→ About this exercise: The answer should consist of every line in the material below that has the word "triangle".

→ Supplied entries:

=== Begin Enclosure ===

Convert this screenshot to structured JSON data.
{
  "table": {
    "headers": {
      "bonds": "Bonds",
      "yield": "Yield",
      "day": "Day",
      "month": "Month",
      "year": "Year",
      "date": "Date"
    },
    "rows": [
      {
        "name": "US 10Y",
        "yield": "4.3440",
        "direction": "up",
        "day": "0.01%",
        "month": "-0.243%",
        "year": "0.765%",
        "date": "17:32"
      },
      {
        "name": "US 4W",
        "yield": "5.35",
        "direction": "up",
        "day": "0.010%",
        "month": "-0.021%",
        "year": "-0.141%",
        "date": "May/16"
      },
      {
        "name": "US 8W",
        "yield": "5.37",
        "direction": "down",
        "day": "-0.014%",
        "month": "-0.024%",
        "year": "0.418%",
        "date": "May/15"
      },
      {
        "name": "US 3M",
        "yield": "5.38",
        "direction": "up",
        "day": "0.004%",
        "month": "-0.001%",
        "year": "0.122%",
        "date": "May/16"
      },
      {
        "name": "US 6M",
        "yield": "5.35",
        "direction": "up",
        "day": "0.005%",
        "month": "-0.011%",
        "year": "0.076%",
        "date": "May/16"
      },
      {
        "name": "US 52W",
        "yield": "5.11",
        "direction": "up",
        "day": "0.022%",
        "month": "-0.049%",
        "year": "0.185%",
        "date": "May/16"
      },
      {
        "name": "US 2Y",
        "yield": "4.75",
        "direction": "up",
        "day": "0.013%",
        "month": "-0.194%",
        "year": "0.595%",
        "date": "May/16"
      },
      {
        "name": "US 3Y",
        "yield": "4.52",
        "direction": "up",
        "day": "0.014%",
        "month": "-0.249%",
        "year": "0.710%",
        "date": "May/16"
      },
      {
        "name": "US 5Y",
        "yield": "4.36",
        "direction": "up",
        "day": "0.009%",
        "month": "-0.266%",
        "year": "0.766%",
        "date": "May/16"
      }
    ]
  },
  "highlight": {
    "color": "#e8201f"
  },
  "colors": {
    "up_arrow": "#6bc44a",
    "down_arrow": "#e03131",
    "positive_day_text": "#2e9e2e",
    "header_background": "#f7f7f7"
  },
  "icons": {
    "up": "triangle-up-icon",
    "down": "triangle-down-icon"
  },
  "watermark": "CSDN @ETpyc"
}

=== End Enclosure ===

→ Answer section:
    "up": "triangle-up-icon",
    "down": "triangle-down-icon"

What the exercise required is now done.